Thanks to people on this forum, the solutions came from you guys – http://www.windowslinuxosx.com/q/answers-customise-okular-to-modify-highlight-tool-properties-584017.html

Hope this helps!

There are no images because that’s more of a self-imposed blog policy. Ask in the comments and I’ll do my best to describe things for you, or alt least guide you to someone who knows.

One Step Ahead: Ubuntu


The weekend that ends was dedicated to moving to a new system: Ubuntu Studio. Since computer time occupies sometimes +8 hours a day, I thought leaving the old XP was something to look into.

So I dove into this as a complete noob and came out dry. No dual boot, Linux all the way. What came as a great help where the more experienced users on Ubuntu Forums. Their answers came within hours and I received their support all the way.

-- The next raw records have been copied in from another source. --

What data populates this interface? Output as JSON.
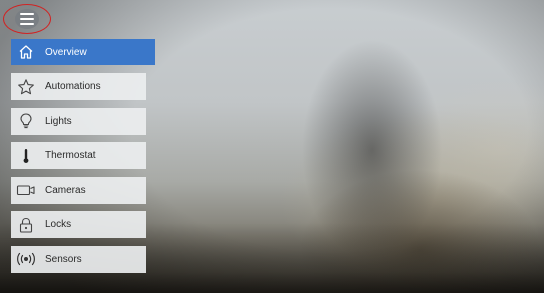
{
  "menu": {
    "icon": "hamburger-menu-icon",
    "highlight_color": "#d02424"
  },
  "nav": {
    "accent_color": "#3a77c9",
    "items": [
      {
        "label": "Overview",
        "icon": "home-icon",
        "active": true
      },
      {
        "label": "Automations",
        "icon": "star-icon",
        "active": false
      },
      {
        "label": "Lights",
        "icon": "lightbulb-icon",
        "active": false
      },
      {
        "label": "Thermostat",
        "icon": "thermometer-icon",
        "active": false
      },
      {
        "label": "Cameras",
        "icon": "camera-icon",
        "active": false
      },
      {
        "label": "Locks",
        "icon": "lock-icon",
        "active": false
      },
      {
        "label": "Sensors",
        "icon": "sensor-icon",
        "active": false
      }
    ]
  }
}
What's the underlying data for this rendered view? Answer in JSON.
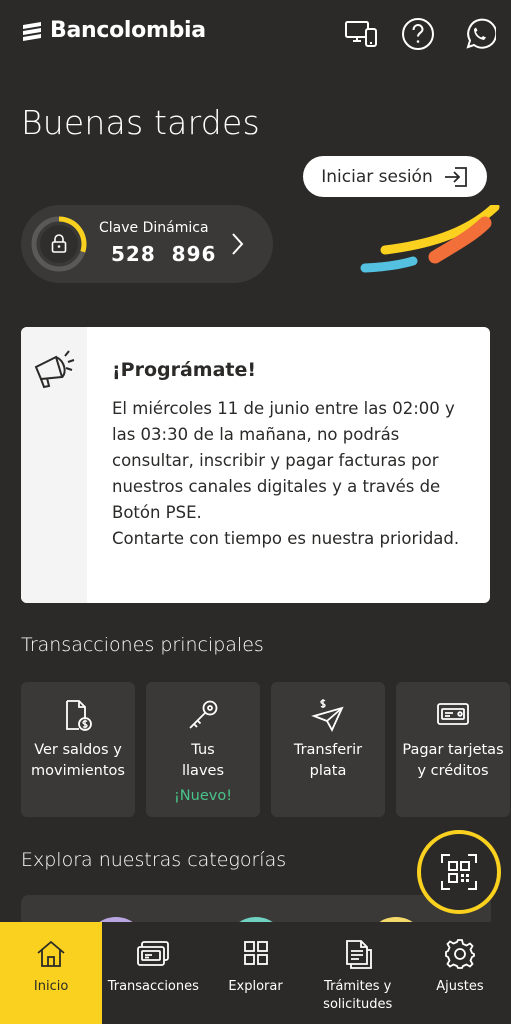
{
  "header": {
    "brand": "Bancolombia",
    "icons": [
      "devices-icon",
      "help-icon",
      "whatsapp-icon"
    ]
  },
  "greeting": "Buenas tardes",
  "login_button": "Iniciar sesión",
  "clave": {
    "title": "Clave Dinámica",
    "code": "528  896",
    "timer_progress": 0.3
  },
  "notice": {
    "title": "¡Prográmate!",
    "body": "El miércoles 11 de junio entre las 02:00 y las 03:30 de la mañana, no podrás consultar, inscribir y pagar facturas por nuestros canales digitales y a través de Botón PSE.\nContarte con tiempo es nuestra prioridad."
  },
  "transactions": {
    "title": "Transacciones principales",
    "items": [
      {
        "label": "Ver saldos y\nmovimientos",
        "badge": "",
        "icon": "balance-document-icon"
      },
      {
        "label": "Tus\nllaves",
        "badge": "¡Nuevo!",
        "icon": "key-icon"
      },
      {
        "label": "Transferir\nplata",
        "badge": "",
        "icon": "transfer-plane-icon"
      },
      {
        "label": "Pagar tarjetas\ny créditos",
        "badge": "",
        "icon": "card-icon"
      }
    ]
  },
  "categories": {
    "title": "Explora nuestras categorías"
  },
  "bottom_nav": [
    {
      "label": "Inicio",
      "icon": "home-icon",
      "active": true
    },
    {
      "label": "Transacciones",
      "icon": "transactions-icon",
      "active": false
    },
    {
      "label": "Explorar",
      "icon": "grid-icon",
      "active": false
    },
    {
      "label": "Trámites y\nsolicitudes",
      "icon": "documents-icon",
      "active": false
    },
    {
      "label": "Ajustes",
      "icon": "gear-icon",
      "active": false
    }
  ],
  "colors": {
    "background": "#2b2a29",
    "accent_yellow": "#f9d11e",
    "accent_orange": "#f26f3a",
    "accent_blue": "#54c1e0",
    "badge_green": "#4ac38a"
  }
}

I now run Ubuntu Studio and, to be honest, have no doubt I will keep this platform for the future.

Here are some links you might want to read if you consider switching:

http://www.youtube.com/watch?v=toO-WbLppl0 –  installing programs

http://www.techsupportalert.com/content/best-free-software-linux.htm – an updated software list of 10 pages, all free-ware

http://www.howtoforge.com/the-perfect-desktop-ubuntu-studio-11.10 – detailed installation guide for Ubuntu Studio

http://www.linuxbsdos.com/2011/05/04/manual-disk-partitioning-guide-for-ubuntu-11-04/ – manual disk partitioning guide

http://www.tuxfiles.org/linuxhelp/mounting.html – mounting drives in Ubuntu